“I said, ‘There is a very talented young actor that I saw in an off-Broadway play in which he played a Russian transvestite’—I still remember him cutting up fish on a butcher block wearing a dress. And I said, ‘I’d like to see that guy; let’s see if we can get him to come out to L.A.’ ” Needless to say, Hoffman got the part. “Of course, when we saw the film it was clear that this was Benjamin, nose and all,” Nichols says with a smile. “And it’s not that the piece was transformed, it was that the piece was achieved, but in a way that we would never have guessed.” In other words, the un-Redford Jew clinched the disaffected WASP.
We’re sitting in the airy, book-lined living room Nichols shares with his wife, ABC News anchor Diane Sawyer, on Martha’s Vineyard. We’ve retired to this room with tall glasses of ice water after a generous four-course lunch that included taro tuna rolls, gazpacho, and strawberry lemonade. It’s August, and a gentle breeze glides in off the bay through open doors. Nichols is tan but not dressed for this season—he’s in long tan pants, long-sleeved black shirt, and loafers. It’s too facile to draw a metaphor from his attire, but I can’t help it: This comedic director is darkly dressed for a sunny summer day and it reflects something he’s alluded to often in old interviews, a sense of being a fish out of water, the way he described Benjamin Braddock.
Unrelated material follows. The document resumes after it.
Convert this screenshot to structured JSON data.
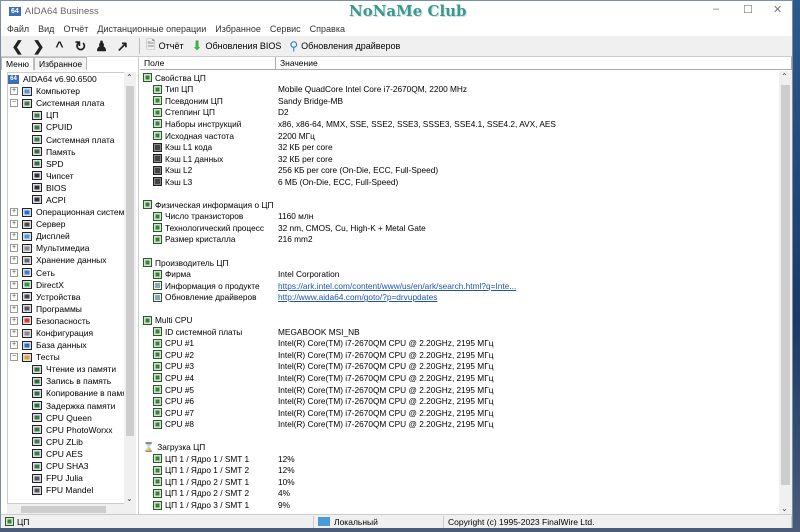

I ask whether he relates this outcast feeling to his Jewishness—to his childhood experience of escaping Nazi Berlin in 1939 as a seven-year-old (he traveled alone with his four-year-old brother, with a “stewardess” looking after them). … [To read the full article, click the following LINK – Ed.]
FOR FURTHER REFERENCE:
Sid Caesar: The Beauty Pageant [The Commuters] (Caesar’s Hour, Jun 18, 1956) –– Sid Caesar: Your Show of Shows / Caesar’s Hour / Admiral Broadway Revue
Mel Brooks Remembers Sid Caesar: ‘He Was Not Even a Jew or a Person – He Was a Force’ (Video): The Wrap, Feb. 19, 2014 — Mel Brooks remembered his close friend Sid Caesar in an extended “Conan” appearance on Tuesday, where he called the late sketch comedy legend “a legitimate comic genius,” and shared stories of their personal friendship and professional collaborations.
Psychoanalyzing Jewish Humor: Rabbi Leo M. Abrami, My Jewish Learning — In his book, Jokes and Their Relation to the Unconscious, Sigmund Freud suggested that many Jewish jokes point to the ability of the Jewish people to (a) engage in a thorough self-criticism of themselves, (b) advocate a democratic way of life, (c) emphasize the moral and social principles the Jewish religion, (d) criticize the excessive requirements of it, and (e) reflect on the misery of many Jewish communities.
The Healing Power of Jokes: Alter Yisrael Shimon Feuerman, Tablet,June 12, 2019 — When my father was 50, he was run over by a drunk driver. He was very badly damaged, literally upgerisen—sliced apart—and he was brought to the Hospital for Joint Diseases in Manhattan for seven months to put him back together.
This week’s French-language briefing is titled Communiqué: Le mythe des “frontières” de 1967